Supporting students, building confidence, and debunking math myths

This is what Engineering at Alberta looks like: one-on-one tutoring for students at Success Centre

Matthew Menzies - 08 September 2019

(Edmonton) When engineering students are struggling with new concepts in math or physics, they have drop-in tutoring support to back them up.

A new Engineering Student Success Centre (ESSC) is providing students with drop-in tutoring services, host study sessions, and is giving students a space to develop skills, habits and, importantly, confidence.

Students often lack confidence when it comes to mathematics, says Peggy Jankovic, an abstract algebra expert who is the director and educational lead of the centre. And the first year of university is the best time to remedy that.

She says the transition to university-level math can be stressful. In engineering, for example, first-year students are not allowed to use calculators in math classes. The idea is to develop a deep understanding of the fundamentals. There are also different teaching styles for students to adapt to.

"If it was multiple choice exams (in high school), students didn't need deeper understanding. As soon as you throw them into a situation where things are a little different, or if it's a more difficult version of the problem, then they just freak out," she said.

Students gain confidence when they begin to realize they have the tools to approach a problem that they aren't sure they can solve.

"A big part of math is knowing what to do when you don't know what to do: trying to figure out what your tools are," Jankovic said.

More often than not, mathematics is seen as a subject that requires a certain degree of natural talent.

"I think that there's an over-emphasis on natural talent," Jankovic said. "And that's to the detriment of everyone."

She cites studies demonstrating that subjects perceived as requiring natural talent tend to be male-dominated, whereas those subject areas that are seen as accessible through hard work often reflect more gender equality.

"That's something I definitely want to be aware of when I'm working with students," Jankovic said. "I want to go over the top in terms of making sure that the female students are supported because even though it is getting better, there's still gender inequality in terms of representation in engineering."

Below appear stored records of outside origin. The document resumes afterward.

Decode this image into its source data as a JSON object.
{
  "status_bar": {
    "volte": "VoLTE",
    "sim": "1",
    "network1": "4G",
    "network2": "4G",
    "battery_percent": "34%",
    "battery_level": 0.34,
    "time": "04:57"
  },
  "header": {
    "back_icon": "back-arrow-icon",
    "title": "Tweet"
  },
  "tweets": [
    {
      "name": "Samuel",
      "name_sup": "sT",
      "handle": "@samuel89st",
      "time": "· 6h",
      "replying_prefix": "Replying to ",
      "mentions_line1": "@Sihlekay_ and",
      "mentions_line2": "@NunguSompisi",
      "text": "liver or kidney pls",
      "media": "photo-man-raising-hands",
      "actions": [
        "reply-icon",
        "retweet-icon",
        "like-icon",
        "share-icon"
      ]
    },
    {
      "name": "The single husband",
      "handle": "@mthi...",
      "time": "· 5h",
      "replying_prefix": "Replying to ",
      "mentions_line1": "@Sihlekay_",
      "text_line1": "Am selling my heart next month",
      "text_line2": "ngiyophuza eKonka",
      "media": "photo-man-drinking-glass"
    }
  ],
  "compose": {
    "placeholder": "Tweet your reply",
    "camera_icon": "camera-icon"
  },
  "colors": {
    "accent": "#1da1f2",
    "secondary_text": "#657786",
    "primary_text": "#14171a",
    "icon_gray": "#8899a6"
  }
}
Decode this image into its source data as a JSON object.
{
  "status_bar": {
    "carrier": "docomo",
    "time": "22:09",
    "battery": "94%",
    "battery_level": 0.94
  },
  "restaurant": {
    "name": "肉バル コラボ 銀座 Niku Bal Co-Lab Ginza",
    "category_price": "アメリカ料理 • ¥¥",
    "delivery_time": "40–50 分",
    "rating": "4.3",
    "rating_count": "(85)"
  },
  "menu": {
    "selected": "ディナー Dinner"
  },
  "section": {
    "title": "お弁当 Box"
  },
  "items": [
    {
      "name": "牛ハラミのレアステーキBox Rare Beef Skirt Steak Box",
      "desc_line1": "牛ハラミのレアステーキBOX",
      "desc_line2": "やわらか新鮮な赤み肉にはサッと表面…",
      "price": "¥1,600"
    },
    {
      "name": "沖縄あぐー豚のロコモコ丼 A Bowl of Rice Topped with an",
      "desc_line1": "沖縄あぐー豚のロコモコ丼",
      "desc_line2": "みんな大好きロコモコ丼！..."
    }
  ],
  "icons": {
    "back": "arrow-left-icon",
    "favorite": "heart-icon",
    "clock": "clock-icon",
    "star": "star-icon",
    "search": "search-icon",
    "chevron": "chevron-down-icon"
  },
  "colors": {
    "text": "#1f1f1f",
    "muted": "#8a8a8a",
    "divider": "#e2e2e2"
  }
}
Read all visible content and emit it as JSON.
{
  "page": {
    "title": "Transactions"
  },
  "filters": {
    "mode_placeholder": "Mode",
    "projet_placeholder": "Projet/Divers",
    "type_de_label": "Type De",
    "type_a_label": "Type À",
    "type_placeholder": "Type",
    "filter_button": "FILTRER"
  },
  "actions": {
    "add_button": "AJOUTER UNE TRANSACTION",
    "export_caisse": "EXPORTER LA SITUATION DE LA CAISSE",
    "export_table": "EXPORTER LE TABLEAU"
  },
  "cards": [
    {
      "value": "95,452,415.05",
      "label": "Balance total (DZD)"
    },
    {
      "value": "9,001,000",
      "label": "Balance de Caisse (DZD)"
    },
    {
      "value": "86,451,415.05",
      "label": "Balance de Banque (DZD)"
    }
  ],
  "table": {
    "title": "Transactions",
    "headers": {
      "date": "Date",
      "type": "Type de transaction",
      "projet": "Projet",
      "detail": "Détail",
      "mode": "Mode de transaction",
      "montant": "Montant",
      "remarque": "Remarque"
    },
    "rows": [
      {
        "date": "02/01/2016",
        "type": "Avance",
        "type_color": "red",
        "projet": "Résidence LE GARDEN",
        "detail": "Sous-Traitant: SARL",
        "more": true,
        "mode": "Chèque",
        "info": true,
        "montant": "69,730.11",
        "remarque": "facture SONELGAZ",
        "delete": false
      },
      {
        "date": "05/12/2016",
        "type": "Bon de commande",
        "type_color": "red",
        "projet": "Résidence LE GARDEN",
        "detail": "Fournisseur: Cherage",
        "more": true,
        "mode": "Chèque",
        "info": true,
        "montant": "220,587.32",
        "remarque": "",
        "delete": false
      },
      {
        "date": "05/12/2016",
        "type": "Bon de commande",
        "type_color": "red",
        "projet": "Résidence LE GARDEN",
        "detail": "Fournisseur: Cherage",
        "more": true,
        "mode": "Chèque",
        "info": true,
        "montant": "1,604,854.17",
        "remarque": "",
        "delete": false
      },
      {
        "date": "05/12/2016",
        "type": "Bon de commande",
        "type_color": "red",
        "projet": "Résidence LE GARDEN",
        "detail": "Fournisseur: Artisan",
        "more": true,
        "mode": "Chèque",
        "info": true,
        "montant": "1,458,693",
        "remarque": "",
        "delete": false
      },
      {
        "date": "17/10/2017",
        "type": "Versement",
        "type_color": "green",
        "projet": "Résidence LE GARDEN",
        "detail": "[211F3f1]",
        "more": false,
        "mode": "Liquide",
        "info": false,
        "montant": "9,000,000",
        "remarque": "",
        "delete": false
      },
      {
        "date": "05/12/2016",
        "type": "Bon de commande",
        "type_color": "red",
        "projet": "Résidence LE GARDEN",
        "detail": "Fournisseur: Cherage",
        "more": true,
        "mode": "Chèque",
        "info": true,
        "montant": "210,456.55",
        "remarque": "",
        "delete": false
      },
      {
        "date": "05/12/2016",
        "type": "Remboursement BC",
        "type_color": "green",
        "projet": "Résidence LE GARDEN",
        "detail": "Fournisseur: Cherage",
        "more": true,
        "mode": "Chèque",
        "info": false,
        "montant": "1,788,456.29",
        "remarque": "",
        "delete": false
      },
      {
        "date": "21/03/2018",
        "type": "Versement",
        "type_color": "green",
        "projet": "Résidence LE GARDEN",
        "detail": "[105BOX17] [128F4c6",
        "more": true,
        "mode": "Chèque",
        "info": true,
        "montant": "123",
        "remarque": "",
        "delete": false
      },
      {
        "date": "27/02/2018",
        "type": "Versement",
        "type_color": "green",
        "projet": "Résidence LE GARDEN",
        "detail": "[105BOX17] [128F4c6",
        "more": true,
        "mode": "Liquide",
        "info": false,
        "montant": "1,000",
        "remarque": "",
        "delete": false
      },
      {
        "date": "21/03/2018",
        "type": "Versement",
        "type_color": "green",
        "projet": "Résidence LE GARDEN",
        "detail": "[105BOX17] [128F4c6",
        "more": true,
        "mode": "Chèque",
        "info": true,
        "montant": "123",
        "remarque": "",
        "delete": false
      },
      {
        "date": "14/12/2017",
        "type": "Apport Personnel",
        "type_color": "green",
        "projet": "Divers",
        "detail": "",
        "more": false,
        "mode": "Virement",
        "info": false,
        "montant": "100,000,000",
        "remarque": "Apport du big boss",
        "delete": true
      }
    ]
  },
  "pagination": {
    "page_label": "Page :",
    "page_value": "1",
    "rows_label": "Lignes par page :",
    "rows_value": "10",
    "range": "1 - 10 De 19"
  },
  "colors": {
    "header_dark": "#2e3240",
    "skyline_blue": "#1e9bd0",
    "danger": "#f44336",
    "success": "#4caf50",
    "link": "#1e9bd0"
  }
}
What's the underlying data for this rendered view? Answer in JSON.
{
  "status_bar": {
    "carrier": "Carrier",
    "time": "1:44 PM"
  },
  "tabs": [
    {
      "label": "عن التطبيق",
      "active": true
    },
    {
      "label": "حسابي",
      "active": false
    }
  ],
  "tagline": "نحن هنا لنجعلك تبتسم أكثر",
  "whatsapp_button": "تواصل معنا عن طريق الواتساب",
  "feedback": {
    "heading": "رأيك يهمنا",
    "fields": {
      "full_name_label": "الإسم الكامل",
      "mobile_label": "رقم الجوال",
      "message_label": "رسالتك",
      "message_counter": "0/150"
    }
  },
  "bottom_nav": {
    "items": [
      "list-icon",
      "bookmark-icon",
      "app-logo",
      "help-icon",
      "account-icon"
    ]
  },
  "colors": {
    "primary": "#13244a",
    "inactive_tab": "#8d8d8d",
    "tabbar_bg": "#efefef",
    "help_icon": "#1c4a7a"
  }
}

Jankovic and the ESSC will provide students with specialized engineering tutoring services that closely mirror the curriculum and exam schedule of the course of study.

"Because the centre is going to be incorporated into basically everything going on with first-year engineering," she explains, "it's more likely that they'll be able to get exactly the help they need in the right context."

Jankovic added that one-on-one tutoring sessions are much more effective than studying alone, or even with friends­.

"If you're able to try something, get stuck, ask for help, you'll learn much more," she said. "Just actively using the resources makes a huge difference."

The ESSC will be staffed by Jankovic along with three or four teaching assistants at any given time who will be largely dedicated to providing students with one-on-one help. "Just because that's the most valuable, and students don't get that otherwise," she said.

Jankovic looks forward to working with student engineers.

"I know they're great," she said. "They're a very motivated group of students, which makes them easy to work with because I know that they will be trying their best."

The Engineering Student Success Centre will open in September and be located in the main atrium between ECERF and the ETLC.